Directions for this task:
In this exercise, reproduce all the entries that follow exactly.

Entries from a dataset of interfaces

• • •

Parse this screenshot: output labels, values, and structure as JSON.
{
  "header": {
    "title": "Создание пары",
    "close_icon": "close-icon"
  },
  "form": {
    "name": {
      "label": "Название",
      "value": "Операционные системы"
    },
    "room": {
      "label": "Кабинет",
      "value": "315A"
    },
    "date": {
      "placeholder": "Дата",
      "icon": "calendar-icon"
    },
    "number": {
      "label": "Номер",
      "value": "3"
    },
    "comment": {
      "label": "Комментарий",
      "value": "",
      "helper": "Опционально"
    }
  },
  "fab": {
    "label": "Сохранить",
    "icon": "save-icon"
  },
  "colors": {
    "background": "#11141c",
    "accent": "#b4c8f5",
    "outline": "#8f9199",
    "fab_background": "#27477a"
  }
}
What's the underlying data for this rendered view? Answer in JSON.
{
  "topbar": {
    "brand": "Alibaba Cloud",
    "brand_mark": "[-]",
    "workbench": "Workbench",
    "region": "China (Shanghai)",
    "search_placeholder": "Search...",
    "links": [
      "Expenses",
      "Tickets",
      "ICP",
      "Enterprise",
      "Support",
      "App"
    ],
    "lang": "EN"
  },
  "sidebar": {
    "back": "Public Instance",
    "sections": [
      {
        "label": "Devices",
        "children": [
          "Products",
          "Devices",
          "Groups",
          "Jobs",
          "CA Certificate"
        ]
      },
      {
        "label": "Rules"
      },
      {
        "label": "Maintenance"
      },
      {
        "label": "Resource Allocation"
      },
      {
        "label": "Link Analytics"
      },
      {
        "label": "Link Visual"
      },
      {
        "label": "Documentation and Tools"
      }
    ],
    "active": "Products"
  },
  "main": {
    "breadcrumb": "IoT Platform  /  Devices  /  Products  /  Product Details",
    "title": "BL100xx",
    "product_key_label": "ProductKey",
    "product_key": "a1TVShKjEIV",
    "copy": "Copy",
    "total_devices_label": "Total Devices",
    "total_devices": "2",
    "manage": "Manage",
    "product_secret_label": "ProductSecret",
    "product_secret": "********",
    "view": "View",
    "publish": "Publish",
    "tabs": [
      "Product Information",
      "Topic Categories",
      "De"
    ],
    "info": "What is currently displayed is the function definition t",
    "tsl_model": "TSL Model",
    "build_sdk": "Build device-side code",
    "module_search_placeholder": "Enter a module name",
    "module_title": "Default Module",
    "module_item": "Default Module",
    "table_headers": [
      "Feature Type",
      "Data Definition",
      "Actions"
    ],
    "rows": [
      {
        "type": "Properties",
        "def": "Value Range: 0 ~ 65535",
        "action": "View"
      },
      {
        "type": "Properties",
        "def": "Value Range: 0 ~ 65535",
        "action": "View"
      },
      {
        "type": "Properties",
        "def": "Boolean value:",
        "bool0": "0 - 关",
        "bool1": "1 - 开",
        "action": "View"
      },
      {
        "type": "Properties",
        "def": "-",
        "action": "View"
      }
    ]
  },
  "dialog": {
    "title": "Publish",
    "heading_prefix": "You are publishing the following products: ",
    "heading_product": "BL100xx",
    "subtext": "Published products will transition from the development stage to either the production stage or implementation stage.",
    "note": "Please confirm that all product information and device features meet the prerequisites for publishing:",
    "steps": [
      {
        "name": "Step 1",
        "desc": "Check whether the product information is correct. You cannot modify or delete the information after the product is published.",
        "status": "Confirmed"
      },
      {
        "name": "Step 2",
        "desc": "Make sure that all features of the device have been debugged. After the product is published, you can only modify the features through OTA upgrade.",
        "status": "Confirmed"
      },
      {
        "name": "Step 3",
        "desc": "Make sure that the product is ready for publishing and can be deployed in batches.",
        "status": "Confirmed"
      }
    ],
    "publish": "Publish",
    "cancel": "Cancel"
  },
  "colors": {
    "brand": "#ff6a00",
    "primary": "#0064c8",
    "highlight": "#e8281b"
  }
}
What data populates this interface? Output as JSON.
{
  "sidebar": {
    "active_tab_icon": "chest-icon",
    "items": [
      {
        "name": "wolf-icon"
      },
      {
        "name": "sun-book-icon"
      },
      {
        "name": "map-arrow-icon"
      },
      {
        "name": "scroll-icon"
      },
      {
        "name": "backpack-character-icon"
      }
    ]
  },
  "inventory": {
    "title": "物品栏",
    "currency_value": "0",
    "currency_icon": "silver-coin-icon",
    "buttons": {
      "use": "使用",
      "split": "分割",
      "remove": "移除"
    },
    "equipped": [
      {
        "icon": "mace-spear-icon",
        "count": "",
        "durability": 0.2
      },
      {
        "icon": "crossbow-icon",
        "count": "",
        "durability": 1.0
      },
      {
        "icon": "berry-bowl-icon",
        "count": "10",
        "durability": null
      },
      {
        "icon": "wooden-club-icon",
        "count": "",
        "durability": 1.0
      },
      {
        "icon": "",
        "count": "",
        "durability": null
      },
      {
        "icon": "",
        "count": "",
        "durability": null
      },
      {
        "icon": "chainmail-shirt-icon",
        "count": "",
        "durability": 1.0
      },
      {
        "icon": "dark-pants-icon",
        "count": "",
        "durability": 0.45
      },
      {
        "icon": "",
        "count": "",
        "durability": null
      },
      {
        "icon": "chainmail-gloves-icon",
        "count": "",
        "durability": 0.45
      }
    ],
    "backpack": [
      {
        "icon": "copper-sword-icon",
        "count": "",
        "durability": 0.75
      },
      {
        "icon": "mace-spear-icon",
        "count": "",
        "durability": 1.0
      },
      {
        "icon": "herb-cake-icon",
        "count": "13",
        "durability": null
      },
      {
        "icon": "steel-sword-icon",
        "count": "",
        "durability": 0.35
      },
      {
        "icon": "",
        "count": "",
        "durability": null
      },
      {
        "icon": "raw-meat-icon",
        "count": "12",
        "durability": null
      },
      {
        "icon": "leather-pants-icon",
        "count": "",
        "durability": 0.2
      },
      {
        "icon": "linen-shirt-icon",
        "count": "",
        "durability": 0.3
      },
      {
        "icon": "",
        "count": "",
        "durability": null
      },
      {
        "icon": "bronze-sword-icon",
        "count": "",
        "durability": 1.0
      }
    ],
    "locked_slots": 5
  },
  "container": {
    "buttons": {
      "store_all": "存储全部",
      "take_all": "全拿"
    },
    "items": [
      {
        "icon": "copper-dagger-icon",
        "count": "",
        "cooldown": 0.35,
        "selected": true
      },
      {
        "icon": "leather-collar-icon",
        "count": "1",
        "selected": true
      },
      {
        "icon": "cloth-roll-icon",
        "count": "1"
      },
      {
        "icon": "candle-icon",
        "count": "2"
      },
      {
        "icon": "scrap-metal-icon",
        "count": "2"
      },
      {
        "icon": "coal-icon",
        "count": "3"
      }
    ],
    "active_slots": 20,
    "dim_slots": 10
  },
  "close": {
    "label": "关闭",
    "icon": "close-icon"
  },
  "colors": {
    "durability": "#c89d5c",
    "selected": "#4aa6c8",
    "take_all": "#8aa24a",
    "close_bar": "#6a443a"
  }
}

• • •

Exercise solution:
Parse this screenshot: output labels, values, and structure as JSON.
{
  "header": {
    "title": "Создание пары",
    "close_icon": "close-icon"
  },
  "form": {
    "name": {
      "label": "Название",
      "value": "Операционные системы"
    },
    "room": {
      "label": "Кабинет",
      "value": "315A"
    },
    "date": {
      "placeholder": "Дата",
      "icon": "calendar-icon"
    },
    "number": {
      "label": "Номер",
      "value": "3"
    },
    "comment": {
      "label": "Комментарий",
      "value": "",
      "helper": "Опционально"
    }
  },
  "fab": {
    "label": "Сохранить",
    "icon": "save-icon"
  },
  "colors": {
    "background": "#11141c",
    "accent": "#b4c8f5",
    "outline": "#8f9199",
    "fab_background": "#27477a"
  }
}
What's the underlying data for this rendered view? Answer in JSON.
{
  "topbar": {
    "brand": "Alibaba Cloud",
    "brand_mark": "[-]",
    "workbench": "Workbench",
    "region": "China (Shanghai)",
    "search_placeholder": "Search...",
    "links": [
      "Expenses",
      "Tickets",
      "ICP",
      "Enterprise",
      "Support",
      "App"
    ],
    "lang": "EN"
  },
  "sidebar": {
    "back": "Public Instance",
    "sections": [
      {
        "label": "Devices",
        "children": [
          "Products",
          "Devices",
          "Groups",
          "Jobs",
          "CA Certificate"
        ]
      },
      {
        "label": "Rules"
      },
      {
        "label": "Maintenance"
      },
      {
        "label": "Resource Allocation"
      },
      {
        "label": "Link Analytics"
      },
      {
        "label": "Link Visual"
      },
      {
        "label": "Documentation and Tools"
      }
    ],
    "active": "Products"
  },
  "main": {
    "breadcrumb": "IoT Platform  /  Devices  /  Products  /  Product Details",
    "title": "BL100xx",
    "product_key_label": "ProductKey",
    "product_key": "a1TVShKjEIV",
    "copy": "Copy",
    "total_devices_label": "Total Devices",
    "total_devices": "2",
    "manage": "Manage",
    "product_secret_label": "ProductSecret",
    "product_secret": "********",
    "view": "View",
    "publish": "Publish",
    "tabs": [
      "Product Information",
      "Topic Categories",
      "De"
    ],
    "info": "What is currently displayed is the function definition t",
    "tsl_model": "TSL Model",
    "build_sdk": "Build device-side code",
    "module_search_placeholder": "Enter a module name",
    "module_title": "Default Module",
    "module_item": "Default Module",
    "table_headers": [
      "Feature Type",
      "Data Definition",
      "Actions"
    ],
    "rows": [
      {
        "type": "Properties",
        "def": "Value Range: 0 ~ 65535",
        "action": "View"
      },
      {
        "type": "Properties",
        "def": "Value Range: 0 ~ 65535",
        "action": "View"
      },
      {
        "type": "Properties",
        "def": "Boolean value:",
        "bool0": "0 - 关",
        "bool1": "1 - 开",
        "action": "View"
      },
      {
        "type": "Properties",
        "def": "-",
        "action": "View"
      }
    ]
  },
  "dialog": {
    "title": "Publish",
    "heading_prefix": "You are publishing the following products: ",
    "heading_product": "BL100xx",
    "subtext": "Published products will transition from the development stage to either the production stage or implementation stage.",
    "note": "Please confirm that all product information and device features meet the prerequisites for publishing:",
    "steps": [
      {
        "name": "Step 1",
        "desc": "Check whether the product information is correct. You cannot modify or delete the information after the product is published.",
        "status": "Confirmed"
      },
      {
        "name": "Step 2",
        "desc": "Make sure that all features of the device have been debugged. After the product is published, you can only modify the features through OTA upgrade.",
        "status": "Confirmed"
      },
      {
        "name": "Step 3",
        "desc": "Make sure that the product is ready for publishing and can be deployed in batches.",
        "status": "Confirmed"
      }
    ],
    "publish": "Publish",
    "cancel": "Cancel"
  },
  "colors": {
    "brand": "#ff6a00",
    "primary": "#0064c8",
    "highlight": "#e8281b"
  }
}
What data populates this interface? Output as JSON.
{
  "sidebar": {
    "active_tab_icon": "chest-icon",
    "items": [
      {
        "name": "wolf-icon"
      },
      {
        "name": "sun-book-icon"
      },
      {
        "name": "map-arrow-icon"
      },
      {
        "name": "scroll-icon"
      },
      {
        "name": "backpack-character-icon"
      }
    ]
  },
  "inventory": {
    "title": "物品栏",
    "currency_value": "0",
    "currency_icon": "silver-coin-icon",
    "buttons": {
      "use": "使用",
      "split": "分割",
      "remove": "移除"
    },
    "equipped": [
      {
        "icon": "mace-spear-icon",
        "count": "",
        "durability": 0.2
      },
      {
        "icon": "crossbow-icon",
        "count": "",
        "durability": 1.0
      },
      {
        "icon": "berry-bowl-icon",
        "count": "10",
        "durability": null
      },
      {
        "icon": "wooden-club-icon",
        "count": "",
        "durability": 1.0
      },
      {
        "icon": "",
        "count": "",
        "durability": null
      },
      {
        "icon": "",
        "count": "",
        "durability": null
      },
      {
        "icon": "chainmail-shirt-icon",
        "count": "",
        "durability": 1.0
      },
      {
        "icon": "dark-pants-icon",
        "count": "",
        "durability": 0.45
      },
      {
        "icon": "",
        "count": "",
        "durability": null
      },
      {
        "icon": "chainmail-gloves-icon",
        "count": "",
        "durability": 0.45
      }
    ],
    "backpack": [
      {
        "icon": "copper-sword-icon",
        "count": "",
        "durability": 0.75
      },
      {
        "icon": "mace-spear-icon",
        "count": "",
        "durability": 1.0
      },
      {
        "icon": "herb-cake-icon",
        "count": "13",
        "durability": null
      },
      {
        "icon": "steel-sword-icon",
        "count": "",
        "durability": 0.35
      },
      {
        "icon": "",
        "count": "",
        "durability": null
      },
      {
        "icon": "raw-meat-icon",
        "count": "12",
        "durability": null
      },
      {
        "icon": "leather-pants-icon",
        "count": "",
        "durability": 0.2
      },
      {
        "icon": "linen-shirt-icon",
        "count": "",
        "durability": 0.3
      },
      {
        "icon": "",
        "count": "",
        "durability": null
      },
      {
        "icon": "bronze-sword-icon",
        "count": "",
        "durability": 1.0
      }
    ],
    "locked_slots": 5
  },
  "container": {
    "buttons": {
      "store_all": "存储全部",
      "take_all": "全拿"
    },
    "items": [
      {
        "icon": "copper-dagger-icon",
        "count": "",
        "cooldown": 0.35,
        "selected": true
      },
      {
        "icon": "leather-collar-icon",
        "count": "1",
        "selected": true
      },
      {
        "icon": "cloth-roll-icon",
        "count": "1"
      },
      {
        "icon": "candle-icon",
        "count": "2"
      },
      {
        "icon": "scrap-metal-icon",
        "count": "2"
      },
      {
        "icon": "coal-icon",
        "count": "3"
      }
    ],
    "active_slots": 20,
    "dim_slots": 10
  },
  "close": {
    "label": "关闭",
    "icon": "close-icon"
  },
  "colors": {
    "durability": "#c89d5c",
    "selected": "#4aa6c8",
    "take_all": "#8aa24a",
    "close_bar": "#6a443a"
  }
}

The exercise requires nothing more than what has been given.